- EXERCISE DIRECTIONS -
In your output, repeat each entry exactly and include no pictures.

- DATASET RECORDS -
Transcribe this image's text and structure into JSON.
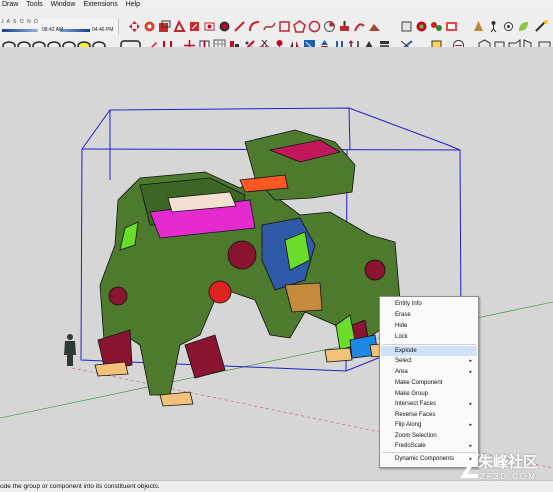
{
  "menu": [
    "Draw",
    "Tools",
    "Window",
    "Extensions",
    "Help"
  ],
  "shadow_settings": {
    "months": "J A S O N D",
    "time_start": "08:42 AM",
    "time_end": "04:46 PM"
  },
  "context_menu": {
    "items": [
      {
        "label": "Entity Info",
        "submenu": false
      },
      {
        "label": "Erase",
        "submenu": false
      },
      {
        "label": "Hide",
        "submenu": false
      },
      {
        "label": "Lock",
        "submenu": false
      },
      {
        "label": "Explode",
        "submenu": false,
        "highlighted": true
      },
      {
        "label": "Select",
        "submenu": true
      },
      {
        "label": "Area",
        "submenu": true
      },
      {
        "label": "Make Component",
        "submenu": false
      },
      {
        "label": "Make Group",
        "submenu": false
      },
      {
        "label": "Intersect Faces",
        "submenu": true
      },
      {
        "label": "Reverse Faces",
        "submenu": false
      },
      {
        "label": "Flip Along",
        "submenu": true
      },
      {
        "label": "Zoom Selection",
        "submenu": false
      },
      {
        "label": "FredoScale",
        "submenu": true
      },
      {
        "label": "Dynamic Components",
        "submenu": true
      }
    ],
    "submenu_arrow": "▸"
  },
  "status_bar": {
    "text": "ode the group or component into its constituent objects."
  },
  "watermark": {
    "text": "朱峰社区",
    "sub": "ZF3D.COM"
  },
  "colors": {
    "selection_box": "#2020c8",
    "robot_body": "#4e7a2e",
    "robot_accent": "#e52ad0",
    "robot_dark": "#8a1430",
    "highlight": "#cfe2f7"
  }
}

- RESPONSE BELOW -
Transcribe this image's text and structure into JSON.
{
  "menu": [
    "Draw",
    "Tools",
    "Window",
    "Extensions",
    "Help"
  ],
  "shadow_settings": {
    "months": "J A S O N D",
    "time_start": "08:42 AM",
    "time_end": "04:46 PM"
  },
  "context_menu": {
    "items": [
      {
        "label": "Entity Info",
        "submenu": false
      },
      {
        "label": "Erase",
        "submenu": false
      },
      {
        "label": "Hide",
        "submenu": false
      },
      {
        "label": "Lock",
        "submenu": false
      },
      {
        "label": "Explode",
        "submenu": false,
        "highlighted": true
      },
      {
        "label": "Select",
        "submenu": true
      },
      {
        "label": "Area",
        "submenu": true
      },
      {
        "label": "Make Component",
        "submenu": false
      },
      {
        "label": "Make Group",
        "submenu": false
      },
      {
        "label": "Intersect Faces",
        "submenu": true
      },
      {
        "label": "Reverse Faces",
        "submenu": false
      },
      {
        "label": "Flip Along",
        "submenu": true
      },
      {
        "label": "Zoom Selection",
        "submenu": false
      },
      {
        "label": "FredoScale",
        "submenu": true
      },
      {
        "label": "Dynamic Components",
        "submenu": true
      }
    ],
    "submenu_arrow": "▸"
  },
  "status_bar": {
    "text": "ode the group or component into its constituent objects."
  },
  "watermark": {
    "text": "朱峰社区",
    "sub": "ZF3D.COM"
  },
  "colors": {
    "selection_box": "#2020c8",
    "robot_body": "#4e7a2e",
    "robot_accent": "#e52ad0",
    "robot_dark": "#8a1430",
    "highlight": "#cfe2f7"
  }
}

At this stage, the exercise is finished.